■ **PROMPT**: Give back each line of the data exactly.

■ **DATA EXCERPTS**:
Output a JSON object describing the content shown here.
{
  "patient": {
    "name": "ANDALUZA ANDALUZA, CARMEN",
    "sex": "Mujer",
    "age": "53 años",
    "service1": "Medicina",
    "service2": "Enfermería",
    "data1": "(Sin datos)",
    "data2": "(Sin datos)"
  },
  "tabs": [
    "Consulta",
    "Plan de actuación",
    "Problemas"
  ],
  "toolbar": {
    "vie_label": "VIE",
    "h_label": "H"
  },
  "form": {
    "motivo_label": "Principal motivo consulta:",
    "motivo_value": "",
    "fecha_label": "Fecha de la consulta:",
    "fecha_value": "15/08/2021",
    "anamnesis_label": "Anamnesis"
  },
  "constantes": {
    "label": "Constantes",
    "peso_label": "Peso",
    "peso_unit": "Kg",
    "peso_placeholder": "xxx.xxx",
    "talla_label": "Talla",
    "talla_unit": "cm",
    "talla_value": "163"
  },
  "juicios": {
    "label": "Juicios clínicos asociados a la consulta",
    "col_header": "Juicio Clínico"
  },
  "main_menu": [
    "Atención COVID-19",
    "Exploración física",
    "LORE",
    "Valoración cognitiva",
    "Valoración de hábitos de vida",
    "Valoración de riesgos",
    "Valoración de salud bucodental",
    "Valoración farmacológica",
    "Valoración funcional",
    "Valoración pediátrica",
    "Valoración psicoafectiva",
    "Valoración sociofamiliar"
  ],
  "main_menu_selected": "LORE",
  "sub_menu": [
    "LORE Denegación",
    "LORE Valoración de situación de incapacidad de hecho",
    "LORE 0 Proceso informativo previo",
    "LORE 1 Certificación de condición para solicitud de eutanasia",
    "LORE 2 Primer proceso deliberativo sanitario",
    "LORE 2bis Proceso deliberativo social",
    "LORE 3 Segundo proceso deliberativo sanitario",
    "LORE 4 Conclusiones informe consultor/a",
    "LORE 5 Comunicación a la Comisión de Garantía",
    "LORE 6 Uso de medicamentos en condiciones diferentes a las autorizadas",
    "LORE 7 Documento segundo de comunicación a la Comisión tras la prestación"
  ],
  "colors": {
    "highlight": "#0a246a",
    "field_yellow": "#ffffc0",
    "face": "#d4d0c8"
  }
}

■ **EXPECTED OUTPUT**:
Output a JSON object describing the content shown here.
{
  "patient": {
    "name": "ANDALUZA ANDALUZA, CARMEN",
    "sex": "Mujer",
    "age": "53 años",
    "service1": "Medicina",
    "service2": "Enfermería",
    "data1": "(Sin datos)",
    "data2": "(Sin datos)"
  },
  "tabs": [
    "Consulta",
    "Plan de actuación",
    "Problemas"
  ],
  "toolbar": {
    "vie_label": "VIE",
    "h_label": "H"
  },
  "form": {
    "motivo_label": "Principal motivo consulta:",
    "motivo_value": "",
    "fecha_label": "Fecha de la consulta:",
    "fecha_value": "15/08/2021",
    "anamnesis_label": "Anamnesis"
  },
  "constantes": {
    "label": "Constantes",
    "peso_label": "Peso",
    "peso_unit": "Kg",
    "peso_placeholder": "xxx.xxx",
    "talla_label": "Talla",
    "talla_unit": "cm",
    "talla_value": "163"
  },
  "juicios": {
    "label": "Juicios clínicos asociados a la consulta",
    "col_header": "Juicio Clínico"
  },
  "main_menu": [
    "Atención COVID-19",
    "Exploración física",
    "LORE",
    "Valoración cognitiva",
    "Valoración de hábitos de vida",
    "Valoración de riesgos",
    "Valoración de salud bucodental",
    "Valoración farmacológica",
    "Valoración funcional",
    "Valoración pediátrica",
    "Valoración psicoafectiva",
    "Valoración sociofamiliar"
  ],
  "main_menu_selected": "LORE",
  "sub_menu": [
    "LORE Denegación",
    "LORE Valoración de situación de incapacidad de hecho",
    "LORE 0 Proceso informativo previo",
    "LORE 1 Certificación de condición para solicitud de eutanasia",
    "LORE 2 Primer proceso deliberativo sanitario",
    "LORE 2bis Proceso deliberativo social",
    "LORE 3 Segundo proceso deliberativo sanitario",
    "LORE 4 Conclusiones informe consultor/a",
    "LORE 5 Comunicación a la Comisión de Garantía",
    "LORE 6 Uso de medicamentos en condiciones diferentes a las autorizadas",
    "LORE 7 Documento segundo de comunicación a la Comisión tras la prestación"
  ],
  "colors": {
    "highlight": "#0a246a",
    "field_yellow": "#ffffc0",
    "face": "#d4d0c8"
  }
}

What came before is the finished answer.